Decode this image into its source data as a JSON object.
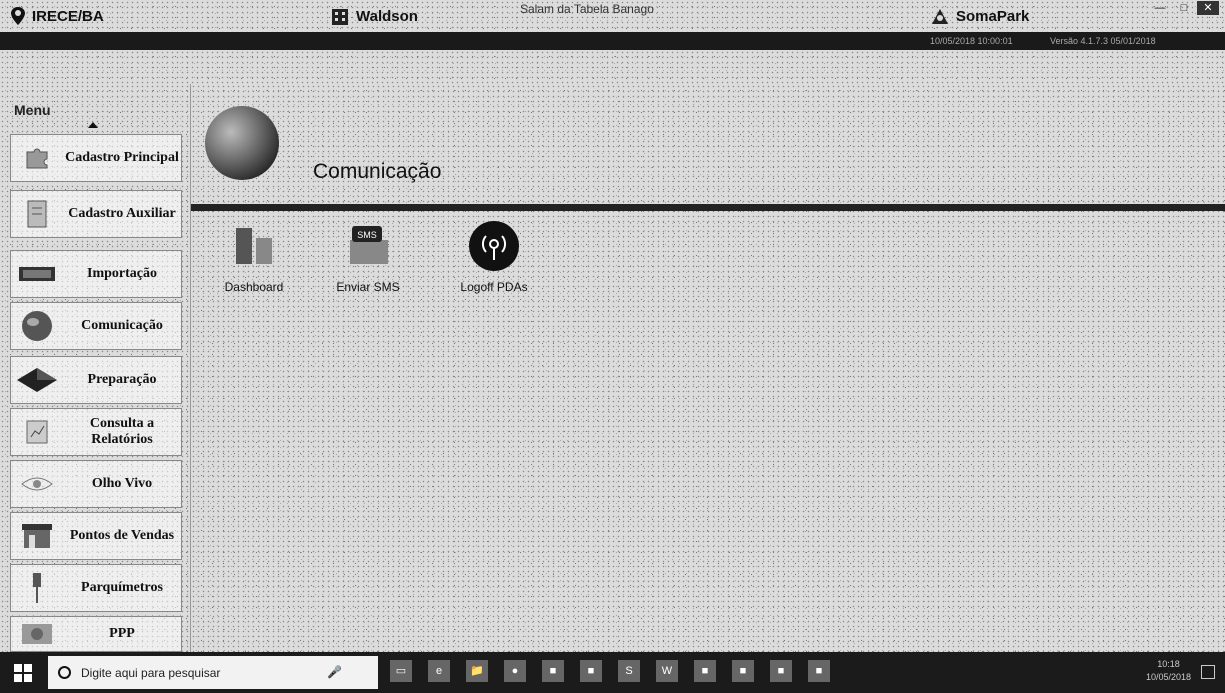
{
  "window": {
    "title": "Salam da Tabela Banago"
  },
  "header": {
    "location": "IRECE/BA",
    "user": "Waldson",
    "brand": "SomaPark"
  },
  "info_strip": {
    "left_text": "10/05/2018 10:00:01",
    "right_text": "Versão 4.1.7.3 05/01/2018"
  },
  "sidebar": {
    "menu_label": "Menu",
    "items": [
      {
        "label": "Cadastro Principal",
        "icon": "puzzle-icon"
      },
      {
        "label": "Cadastro Auxiliar",
        "icon": "document-icon"
      },
      {
        "label": "Importação",
        "icon": "import-icon"
      },
      {
        "label": "Comunicação",
        "icon": "globe-icon"
      },
      {
        "label": "Preparação",
        "icon": "diamond-icon"
      },
      {
        "label": "Consulta a Relatórios",
        "icon": "report-icon"
      },
      {
        "label": "Olho Vivo",
        "icon": "eye-icon"
      },
      {
        "label": "Pontos de Vendas",
        "icon": "store-icon"
      },
      {
        "label": "Parquímetros",
        "icon": "meter-icon"
      },
      {
        "label": "PPP",
        "icon": "ppp-icon"
      }
    ]
  },
  "main": {
    "title": "Comunicação",
    "apps": [
      {
        "label": "Dashboard",
        "icon": "dashboard-icon"
      },
      {
        "label": "Enviar SMS",
        "icon": "sms-icon",
        "badge": "SMS"
      },
      {
        "label": "Logoff PDAs",
        "icon": "signal-icon"
      }
    ]
  },
  "taskbar": {
    "search_placeholder": "Digite aqui para pesquisar",
    "time": "10:18",
    "date": "10/05/2018"
  }
}
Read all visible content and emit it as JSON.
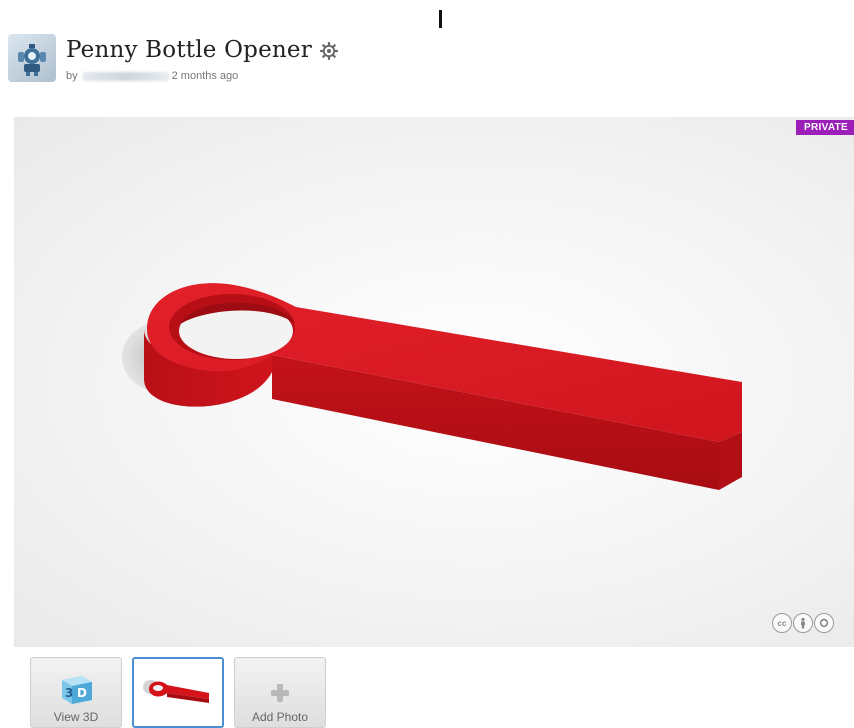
{
  "header": {
    "title": "Penny Bottle Opener",
    "by_prefix": "by",
    "time_ago": "2 months ago"
  },
  "icons": {
    "avatar": "robot-avatar-icon",
    "settings": "gear-icon",
    "license": [
      "creative-commons-icon",
      "attribution-icon",
      "no-derivatives-icon"
    ],
    "view3d": "3d-cube-icon",
    "add_photo": "plus-icon"
  },
  "viewer": {
    "badge": "PRIVATE",
    "license_labels": [
      "cc",
      "",
      ""
    ]
  },
  "thumbnails": [
    {
      "label": "View 3D"
    },
    {
      "label": ""
    },
    {
      "label": "Add Photo"
    }
  ],
  "colors": {
    "model_red": "#d4131b",
    "badge_purple": "#9b1fb8",
    "selected_border": "#4c8fd1"
  }
}
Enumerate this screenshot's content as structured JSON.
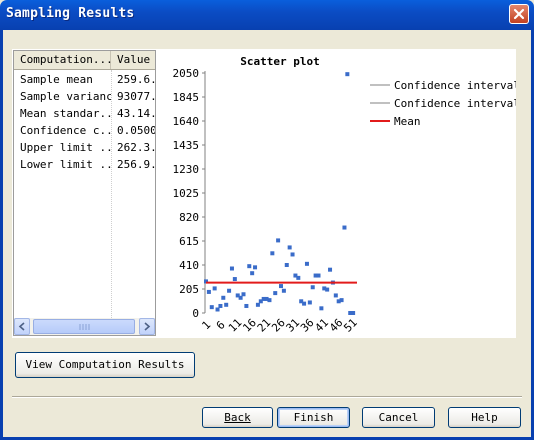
{
  "window": {
    "title": "Sampling Results"
  },
  "table": {
    "headers": [
      "Computation...",
      "Value"
    ],
    "rows": [
      [
        "Sample mean",
        "259.6."
      ],
      [
        "Sample variance",
        "93077."
      ],
      [
        "Mean standar...",
        "43.14."
      ],
      [
        "Confidence c...",
        "0.0500"
      ],
      [
        "Upper limit ...",
        "262.3."
      ],
      [
        "Lower limit ...",
        "256.9."
      ]
    ]
  },
  "buttons": {
    "view_results": "View Computation Results",
    "back": "Back",
    "finish": "Finish",
    "cancel": "Cancel",
    "help": "Help"
  },
  "chart_data": {
    "type": "scatter",
    "title": "Scatter plot",
    "ylim": [
      0,
      2050
    ],
    "y_ticks": [
      2050,
      1845,
      1640,
      1435,
      1230,
      1025,
      820,
      615,
      410,
      205,
      0
    ],
    "x_tick_labels": [
      "1",
      "6",
      "11",
      "16",
      "21",
      "26",
      "31",
      "36",
      "41",
      "46",
      "51"
    ],
    "xlim": [
      1,
      53
    ],
    "legend": [
      "Confidence interval",
      "Confidence interval",
      "Mean"
    ],
    "legend_position": "top-right",
    "colors": {
      "points": "#3a6cc9",
      "mean": "#e21b1b",
      "confidence": "#c0c0c0"
    },
    "mean": 259.6,
    "upper_limit": 262.3,
    "lower_limit": 256.9,
    "series": [
      {
        "x": [
          1,
          2,
          3,
          4,
          5,
          6,
          7,
          8,
          9,
          10,
          11,
          12,
          13,
          14,
          15,
          16,
          17,
          18,
          19,
          20,
          21,
          22,
          23,
          24,
          25,
          26,
          27,
          28,
          29,
          30,
          31,
          32,
          33,
          34,
          35,
          36,
          37,
          38,
          39,
          40,
          41,
          42,
          43,
          44,
          45,
          46,
          47,
          48,
          49,
          50,
          51,
          52
        ],
        "y": [
          270,
          180,
          50,
          210,
          30,
          60,
          130,
          70,
          190,
          380,
          290,
          150,
          130,
          160,
          60,
          400,
          340,
          390,
          70,
          100,
          120,
          120,
          110,
          510,
          170,
          620,
          230,
          190,
          410,
          560,
          500,
          320,
          300,
          100,
          80,
          420,
          90,
          220,
          320,
          320,
          40,
          210,
          200,
          370,
          260,
          150,
          100,
          110,
          730,
          2040,
          0,
          0
        ]
      }
    ]
  }
}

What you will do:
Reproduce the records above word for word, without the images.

Output for this exercise:
Decode this image into its source data as a JSON object.
{
  "window": {
    "title": "Salam da Tabela Banago"
  },
  "header": {
    "location": "IRECE/BA",
    "user": "Waldson",
    "brand": "SomaPark"
  },
  "info_strip": {
    "left_text": "10/05/2018 10:00:01",
    "right_text": "Versão 4.1.7.3 05/01/2018"
  },
  "sidebar": {
    "menu_label": "Menu",
    "items": [
      {
        "label": "Cadastro Principal",
        "icon": "puzzle-icon"
      },
      {
        "label": "Cadastro Auxiliar",
        "icon": "document-icon"
      },
      {
        "label": "Importação",
        "icon": "import-icon"
      },
      {
        "label": "Comunicação",
        "icon": "globe-icon"
      },
      {
        "label": "Preparação",
        "icon": "diamond-icon"
      },
      {
        "label": "Consulta a Relatórios",
        "icon": "report-icon"
      },
      {
        "label": "Olho Vivo",
        "icon": "eye-icon"
      },
      {
        "label": "Pontos de Vendas",
        "icon": "store-icon"
      },
      {
        "label": "Parquímetros",
        "icon": "meter-icon"
      },
      {
        "label": "PPP",
        "icon": "ppp-icon"
      }
    ]
  },
  "main": {
    "title": "Comunicação",
    "apps": [
      {
        "label": "Dashboard",
        "icon": "dashboard-icon"
      },
      {
        "label": "Enviar SMS",
        "icon": "sms-icon",
        "badge": "SMS"
      },
      {
        "label": "Logoff PDAs",
        "icon": "signal-icon"
      }
    ]
  },
  "taskbar": {
    "search_placeholder": "Digite aqui para pesquisar",
    "time": "10:18",
    "date": "10/05/2018"
  }
}
Read all visible content and emit it as JSON.
{
  "header": {
    "title": "Penny Bottle Opener",
    "by_prefix": "by",
    "time_ago": "2 months ago"
  },
  "icons": {
    "avatar": "robot-avatar-icon",
    "settings": "gear-icon",
    "license": [
      "creative-commons-icon",
      "attribution-icon",
      "no-derivatives-icon"
    ],
    "view3d": "3d-cube-icon",
    "add_photo": "plus-icon"
  },
  "viewer": {
    "badge": "PRIVATE",
    "license_labels": [
      "cc",
      "",
      ""
    ]
  },
  "thumbnails": [
    {
      "label": "View 3D"
    },
    {
      "label": ""
    },
    {
      "label": "Add Photo"
    }
  ],
  "colors": {
    "model_red": "#d4131b",
    "badge_purple": "#9b1fb8",
    "selected_border": "#4c8fd1"
  }
}
Enumerate this screenshot's content as structured JSON.
{
  "window": {
    "title": "Sampling Results"
  },
  "table": {
    "headers": [
      "Computation...",
      "Value"
    ],
    "rows": [
      [
        "Sample mean",
        "259.6."
      ],
      [
        "Sample variance",
        "93077."
      ],
      [
        "Mean standar...",
        "43.14."
      ],
      [
        "Confidence c...",
        "0.0500"
      ],
      [
        "Upper limit ...",
        "262.3."
      ],
      [
        "Lower limit ...",
        "256.9."
      ]
    ]
  },
  "buttons": {
    "view_results": "View Computation Results",
    "back": "Back",
    "finish": "Finish",
    "cancel": "Cancel",
    "help": "Help"
  },
  "chart_data": {
    "type": "scatter",
    "title": "Scatter plot",
    "ylim": [
      0,
      2050
    ],
    "y_ticks": [
      2050,
      1845,
      1640,
      1435,
      1230,
      1025,
      820,
      615,
      410,
      205,
      0
    ],
    "x_tick_labels": [
      "1",
      "6",
      "11",
      "16",
      "21",
      "26",
      "31",
      "36",
      "41",
      "46",
      "51"
    ],
    "xlim": [
      1,
      53
    ],
    "legend": [
      "Confidence interval",
      "Confidence interval",
      "Mean"
    ],
    "legend_position": "top-right",
    "colors": {
      "points": "#3a6cc9",
      "mean": "#e21b1b",
      "confidence": "#c0c0c0"
    },
    "mean": 259.6,
    "upper_limit": 262.3,
    "lower_limit": 256.9,
    "series": [
      {
        "x": [
          1,
          2,
          3,
          4,
          5,
          6,
          7,
          8,
          9,
          10,
          11,
          12,
          13,
          14,
          15,
          16,
          17,
          18,
          19,
          20,
          21,
          22,
          23,
          24,
          25,
          26,
          27,
          28,
          29,
          30,
          31,
          32,
          33,
          34,
          35,
          36,
          37,
          38,
          39,
          40,
          41,
          42,
          43,
          44,
          45,
          46,
          47,
          48,
          49,
          50,
          51,
          52
        ],
        "y": [
          270,
          180,
          50,
          210,
          30,
          60,
          130,
          70,
          190,
          380,
          290,
          150,
          130,
          160,
          60,
          400,
          340,
          390,
          70,
          100,
          120,
          120,
          110,
          510,
          170,
          620,
          230,
          190,
          410,
          560,
          500,
          320,
          300,
          100,
          80,
          420,
          90,
          220,
          320,
          320,
          40,
          210,
          200,
          370,
          260,
          150,
          100,
          110,
          730,
          2040,
          0,
          0
        ]
      }
    ]
  }
}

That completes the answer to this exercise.